▶ _WHAT YOU NEED TO DO_
Restate the lines word for word, from the one containing "Extract the structured" through the last line of the entries below, without any other lines.

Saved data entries
----
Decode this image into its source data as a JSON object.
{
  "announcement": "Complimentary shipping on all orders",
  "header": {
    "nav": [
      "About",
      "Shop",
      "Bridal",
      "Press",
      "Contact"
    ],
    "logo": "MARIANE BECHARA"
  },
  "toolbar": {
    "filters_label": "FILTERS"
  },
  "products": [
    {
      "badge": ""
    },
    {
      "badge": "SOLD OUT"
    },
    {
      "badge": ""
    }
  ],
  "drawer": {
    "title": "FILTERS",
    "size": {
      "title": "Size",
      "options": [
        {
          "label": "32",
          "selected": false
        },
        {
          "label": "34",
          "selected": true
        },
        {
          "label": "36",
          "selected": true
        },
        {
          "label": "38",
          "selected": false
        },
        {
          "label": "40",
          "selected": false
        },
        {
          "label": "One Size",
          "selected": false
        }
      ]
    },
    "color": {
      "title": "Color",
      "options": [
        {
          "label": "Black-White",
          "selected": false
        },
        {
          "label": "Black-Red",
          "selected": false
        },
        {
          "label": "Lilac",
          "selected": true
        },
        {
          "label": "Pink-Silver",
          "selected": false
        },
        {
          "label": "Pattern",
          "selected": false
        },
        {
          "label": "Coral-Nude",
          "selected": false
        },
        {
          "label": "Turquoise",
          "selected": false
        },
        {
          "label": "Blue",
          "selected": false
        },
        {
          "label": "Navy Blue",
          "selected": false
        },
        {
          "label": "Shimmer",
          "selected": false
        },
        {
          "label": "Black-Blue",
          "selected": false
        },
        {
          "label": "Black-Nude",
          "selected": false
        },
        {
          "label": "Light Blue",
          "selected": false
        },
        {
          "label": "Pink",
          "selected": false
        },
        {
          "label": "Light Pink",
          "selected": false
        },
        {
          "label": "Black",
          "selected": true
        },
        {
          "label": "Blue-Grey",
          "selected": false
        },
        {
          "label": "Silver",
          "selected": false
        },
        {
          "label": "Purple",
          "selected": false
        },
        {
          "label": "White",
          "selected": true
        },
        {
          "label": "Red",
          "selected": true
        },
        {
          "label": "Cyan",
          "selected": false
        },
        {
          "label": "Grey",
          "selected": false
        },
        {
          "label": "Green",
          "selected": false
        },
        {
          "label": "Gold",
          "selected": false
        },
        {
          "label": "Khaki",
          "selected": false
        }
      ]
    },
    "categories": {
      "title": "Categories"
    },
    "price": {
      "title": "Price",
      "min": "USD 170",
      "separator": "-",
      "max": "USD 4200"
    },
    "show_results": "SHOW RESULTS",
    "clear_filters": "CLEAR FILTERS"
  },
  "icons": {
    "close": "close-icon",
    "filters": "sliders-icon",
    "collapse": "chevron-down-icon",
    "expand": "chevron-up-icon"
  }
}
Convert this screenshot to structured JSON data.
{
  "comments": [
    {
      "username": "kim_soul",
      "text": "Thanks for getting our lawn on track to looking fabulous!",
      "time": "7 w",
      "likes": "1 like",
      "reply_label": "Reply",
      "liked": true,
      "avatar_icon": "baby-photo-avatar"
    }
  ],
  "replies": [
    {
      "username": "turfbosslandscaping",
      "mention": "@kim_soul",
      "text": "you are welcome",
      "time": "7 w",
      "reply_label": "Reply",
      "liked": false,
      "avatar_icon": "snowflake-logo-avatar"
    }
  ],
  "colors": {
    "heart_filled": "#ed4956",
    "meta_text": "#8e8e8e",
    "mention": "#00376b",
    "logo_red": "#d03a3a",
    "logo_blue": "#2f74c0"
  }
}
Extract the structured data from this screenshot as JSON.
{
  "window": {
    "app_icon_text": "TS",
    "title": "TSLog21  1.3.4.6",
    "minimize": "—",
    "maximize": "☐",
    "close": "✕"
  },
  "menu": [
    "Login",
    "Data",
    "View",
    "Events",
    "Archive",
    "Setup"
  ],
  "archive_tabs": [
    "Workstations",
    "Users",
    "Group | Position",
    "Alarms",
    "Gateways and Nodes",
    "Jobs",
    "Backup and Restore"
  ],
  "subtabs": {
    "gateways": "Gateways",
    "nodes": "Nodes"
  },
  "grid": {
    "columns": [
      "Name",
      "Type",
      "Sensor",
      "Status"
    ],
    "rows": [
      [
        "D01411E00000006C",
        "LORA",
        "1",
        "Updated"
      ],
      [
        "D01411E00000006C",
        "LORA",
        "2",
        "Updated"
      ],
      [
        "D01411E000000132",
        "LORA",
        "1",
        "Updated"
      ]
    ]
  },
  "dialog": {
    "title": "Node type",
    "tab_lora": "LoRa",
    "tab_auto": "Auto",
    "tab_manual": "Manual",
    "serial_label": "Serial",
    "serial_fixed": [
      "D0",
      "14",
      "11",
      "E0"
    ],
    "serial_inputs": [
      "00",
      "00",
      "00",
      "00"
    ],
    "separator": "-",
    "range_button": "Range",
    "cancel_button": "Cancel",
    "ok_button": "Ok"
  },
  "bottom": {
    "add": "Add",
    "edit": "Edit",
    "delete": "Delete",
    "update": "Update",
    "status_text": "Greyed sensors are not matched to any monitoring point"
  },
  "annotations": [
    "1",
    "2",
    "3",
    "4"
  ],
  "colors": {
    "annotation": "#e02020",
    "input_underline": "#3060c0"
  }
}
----
▶ _EXPECTED ANSWER_
Extract the structured data from this screenshot as JSON.
{
  "window": {
    "app_icon_text": "TS",
    "title": "TSLog21  1.3.4.6",
    "minimize": "—",
    "maximize": "☐",
    "close": "✕"
  },
  "menu": [
    "Login",
    "Data",
    "View",
    "Events",
    "Archive",
    "Setup"
  ],
  "archive_tabs": [
    "Workstations",
    "Users",
    "Group | Position",
    "Alarms",
    "Gateways and Nodes",
    "Jobs",
    "Backup and Restore"
  ],
  "subtabs": {
    "gateways": "Gateways",
    "nodes": "Nodes"
  },
  "grid": {
    "columns": [
      "Name",
      "Type",
      "Sensor",
      "Status"
    ],
    "rows": [
      [
        "D01411E00000006C",
        "LORA",
        "1",
        "Updated"
      ],
      [
        "D01411E00000006C",
        "LORA",
        "2",
        "Updated"
      ],
      [
        "D01411E000000132",
        "LORA",
        "1",
        "Updated"
      ]
    ]
  },
  "dialog": {
    "title": "Node type",
    "tab_lora": "LoRa",
    "tab_auto": "Auto",
    "tab_manual": "Manual",
    "serial_label": "Serial",
    "serial_fixed": [
      "D0",
      "14",
      "11",
      "E0"
    ],
    "serial_inputs": [
      "00",
      "00",
      "00",
      "00"
    ],
    "separator": "-",
    "range_button": "Range",
    "cancel_button": "Cancel",
    "ok_button": "Ok"
  },
  "bottom": {
    "add": "Add",
    "edit": "Edit",
    "delete": "Delete",
    "update": "Update",
    "status_text": "Greyed sensors are not matched to any monitoring point"
  },
  "annotations": [
    "1",
    "2",
    "3",
    "4"
  ],
  "colors": {
    "annotation": "#e02020",
    "input_underline": "#3060c0"
  }
}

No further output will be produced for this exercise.